Switching mechanisms, electrical characterisation and fabrication of nanoparticle based non-volatile polymer memory devices.
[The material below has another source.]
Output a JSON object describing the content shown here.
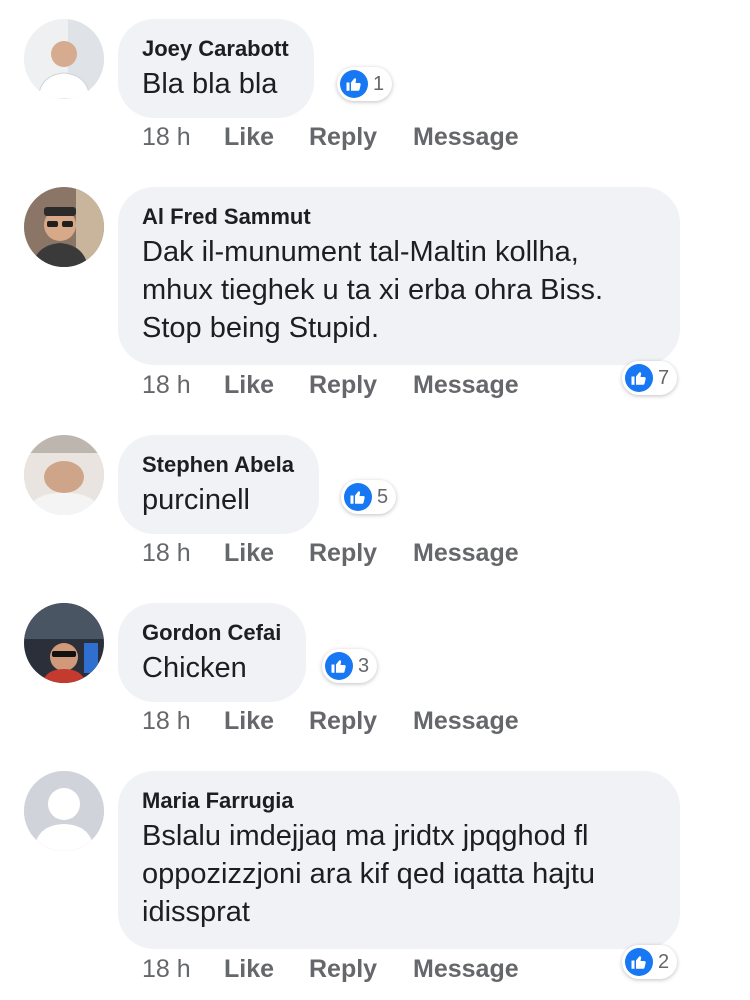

Polymer and organic electronic memory devices offer the potential for cheap, simple memories that could compete across the whole spectrum of digital memories, from low cost, low performance applications, up to universal memories capable of replacing all current market leading technologies, such as hard disc drives, random access memories and Flash memories. Polymer memory devices (PMDs) are simple, two terminal metal-insulator-metal (MIM) bistable devices that can exist in two distinct conductivity states, with each state being induced by applying different voltages across the device terminals. Currently there are many unknowns and much ambiguity concerning the working mechanisms behind many of these PMDs, which is impeding their development. This research explores some of these many unanswered questions and presents new experimental data concerning their operation. One prevalent theory for the conductivity change is based on charging and charge trapping of nanoparticles and other species contained in the PMD. The work in this research experimentally shows that gold nanoparticle charging is possible in these devices and in certain cases offers an explanation of the working mechanism. However, experimental evidence presented in this research, shows that in many reported devices the switching mechanism is more likely to be related to electrode effects, or a breakdown mechanism in the polymer layer. Gold nanoparticle charging via electrostatic force microscopy (EFM) was demonstrated, using a novel device structure involving depositing gold nanoparticles between lateral electrodes. This allowed the gold nanoparticles themselves to be imaged, rather than the nanoparticle loaded insulating films, which have previously been investigated. This method offers the advantages of being able to see the charging effects of nanoparticles without any influence from the insulating matrix and also allows charging voltages to be applied via the electrodes, permitting EFM images to capture the charging information in near real-time. Device characteristics of gold nanoparticle based PMDs are presented, and assessed for use under different scenarios. Configurations of memory devices based on metal-insulator-semiconductor (MIS) structures have also been demonstrated. Simple interface circuitry is presented which is capable of performing read, write and erase functions to multiple memory cells on a substrate. Electrical properties of polystyrene thin films in the nanometre thickness range are reported for the first time, with insulator trapped charges found to be present in comparable levels to those in silicon dioxide insulating films. The dielectric breakdown strength of the films was found to be significantly higher than bulk material testing would suggest, with a maximum dielectric strength of 4.7 MV•cm-1 found, compared with the manufacturers bulk value of 0.2 – 0.8 MV•cm-1. Conduction mechanisms in polystyrene were investigated with the dominant conduction mechanism found to be Schottky emission.
- PhD